Well, there we go – the explanation of the whole thing. I thought it very neatly tied the whole thing together. I remember the first time I read the first page or so of this letter – especially since Wargrave’s name doesn’t appear till the last page – thinking, “Hang on . . . this sounds like Wargrave. But he’s dead, isn’t it?”
Once I’d got that settled in my head that maybe he wasn’t, then the whole explanation made sense. Part of the fun of this denouement is just the grand style in which Wargrave unveils his plot. (A grand unraveling is usually a trademark of Agatha Christie’s book, but normally it’s done by this detective. Here we have it unveiled by the murdered.)
I haven’t watched it yet (but it’s on my shelf ready to go), but I understand that Agatha Christie’s stage adaptation of this novel, and subsequent film versions have a slightly different ending. (I’m not sure, but I think it goes something like Vera shoots Lombard, walks back in the house, Wargrave comes out, and then in another twist Lombard shows up to her rescue, because they’d planned together that he should pretend to be dead.) While this allows for a nice ending, for me, the true effect needs to be the chilling realisation that the Judge killed everyone and then killed himself. A far more effective ending, and certainly the one I’d use if I was making a film of it today.
So there you have it – And Then There Were None. I still think it’s the original and best of these type of stories.
We’ve mentioned some of the spin-offs from this story. Obviously, any story where there’s a bunch of people being picked off one by one owes a debt to this story.
Harper’s Island, the recent TV series, mercilessly ripped off the concept, only to stuff it up horrendously. Identity (which Dave worried was the same twist) clearly owes a debt to this story. If you haven’t seen it, and you have the stomach for it, Identity is a very clever usage of the idea of 10 people being killed off one at a time, but with a logic of its own, and a completely different ending.
In terms of the killer, there’s a certain similarity between Wargrave and Jigsaw, the killer from Saw (which you need to have even more of a stomach for). Jigsaw (also suffering from a terminal illness) takes it upon himself to harass people who he doesn’t consider worth living. That’s a completely different premise, and quite a bit nastier, but the writers (at least of the original film) had the same sense of cleverness about it all.
Well, hopefully, none of you felt cheated by the ending (my apologies if you did). This was fun enough that I might do another Agatha Christie at some stage down the track.
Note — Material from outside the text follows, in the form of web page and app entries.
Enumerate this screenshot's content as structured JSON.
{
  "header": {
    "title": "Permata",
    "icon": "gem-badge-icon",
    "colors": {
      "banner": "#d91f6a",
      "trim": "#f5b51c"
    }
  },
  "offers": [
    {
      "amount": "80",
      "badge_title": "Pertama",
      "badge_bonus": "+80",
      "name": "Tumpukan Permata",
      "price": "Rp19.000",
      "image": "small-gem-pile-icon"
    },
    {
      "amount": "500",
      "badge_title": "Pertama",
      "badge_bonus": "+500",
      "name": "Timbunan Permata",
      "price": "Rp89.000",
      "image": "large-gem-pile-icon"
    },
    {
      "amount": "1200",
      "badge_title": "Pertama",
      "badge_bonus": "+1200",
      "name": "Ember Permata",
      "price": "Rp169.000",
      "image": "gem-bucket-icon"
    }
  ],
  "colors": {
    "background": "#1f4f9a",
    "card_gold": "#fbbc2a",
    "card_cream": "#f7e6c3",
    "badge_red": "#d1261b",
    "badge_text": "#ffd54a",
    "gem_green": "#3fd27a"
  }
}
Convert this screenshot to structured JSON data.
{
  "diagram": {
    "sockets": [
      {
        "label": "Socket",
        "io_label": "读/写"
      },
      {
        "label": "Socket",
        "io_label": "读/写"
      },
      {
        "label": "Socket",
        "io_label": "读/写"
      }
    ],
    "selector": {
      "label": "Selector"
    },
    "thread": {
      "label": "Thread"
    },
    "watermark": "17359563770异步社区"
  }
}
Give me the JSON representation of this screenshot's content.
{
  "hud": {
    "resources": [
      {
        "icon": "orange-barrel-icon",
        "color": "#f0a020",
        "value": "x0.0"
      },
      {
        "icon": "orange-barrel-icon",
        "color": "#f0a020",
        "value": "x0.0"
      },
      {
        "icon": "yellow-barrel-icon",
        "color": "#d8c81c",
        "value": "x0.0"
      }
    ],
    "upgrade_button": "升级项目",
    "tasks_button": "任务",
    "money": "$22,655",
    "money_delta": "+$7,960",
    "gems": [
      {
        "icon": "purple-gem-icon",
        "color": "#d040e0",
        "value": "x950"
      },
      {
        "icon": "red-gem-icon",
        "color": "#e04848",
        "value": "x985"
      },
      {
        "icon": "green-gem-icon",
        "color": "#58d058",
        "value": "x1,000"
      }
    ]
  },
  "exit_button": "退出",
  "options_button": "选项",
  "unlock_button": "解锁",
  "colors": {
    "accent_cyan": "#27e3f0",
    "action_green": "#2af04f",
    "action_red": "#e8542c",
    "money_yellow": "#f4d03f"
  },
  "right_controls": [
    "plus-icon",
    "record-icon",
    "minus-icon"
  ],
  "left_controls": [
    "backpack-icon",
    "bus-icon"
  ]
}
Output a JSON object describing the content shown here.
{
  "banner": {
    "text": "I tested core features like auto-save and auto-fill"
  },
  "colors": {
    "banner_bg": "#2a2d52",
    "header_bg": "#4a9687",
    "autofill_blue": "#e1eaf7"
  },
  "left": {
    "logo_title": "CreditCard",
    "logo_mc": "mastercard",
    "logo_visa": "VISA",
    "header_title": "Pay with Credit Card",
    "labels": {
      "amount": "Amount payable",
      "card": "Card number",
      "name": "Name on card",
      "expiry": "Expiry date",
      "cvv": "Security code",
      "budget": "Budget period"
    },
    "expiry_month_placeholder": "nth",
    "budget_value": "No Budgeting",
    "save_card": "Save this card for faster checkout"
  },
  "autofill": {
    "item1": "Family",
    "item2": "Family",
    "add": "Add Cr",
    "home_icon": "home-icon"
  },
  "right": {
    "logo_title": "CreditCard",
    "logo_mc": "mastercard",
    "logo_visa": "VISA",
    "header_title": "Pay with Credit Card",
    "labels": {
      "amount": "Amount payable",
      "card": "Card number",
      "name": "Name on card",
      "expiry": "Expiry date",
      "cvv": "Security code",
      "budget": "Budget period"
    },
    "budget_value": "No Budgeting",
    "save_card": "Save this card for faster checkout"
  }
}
I’ll see how it goes. Thanks to all who participated (either commenting or uncommenting) – especially those who showed the remarkable restraint of being able to read the book over three weeks instead of all in one go…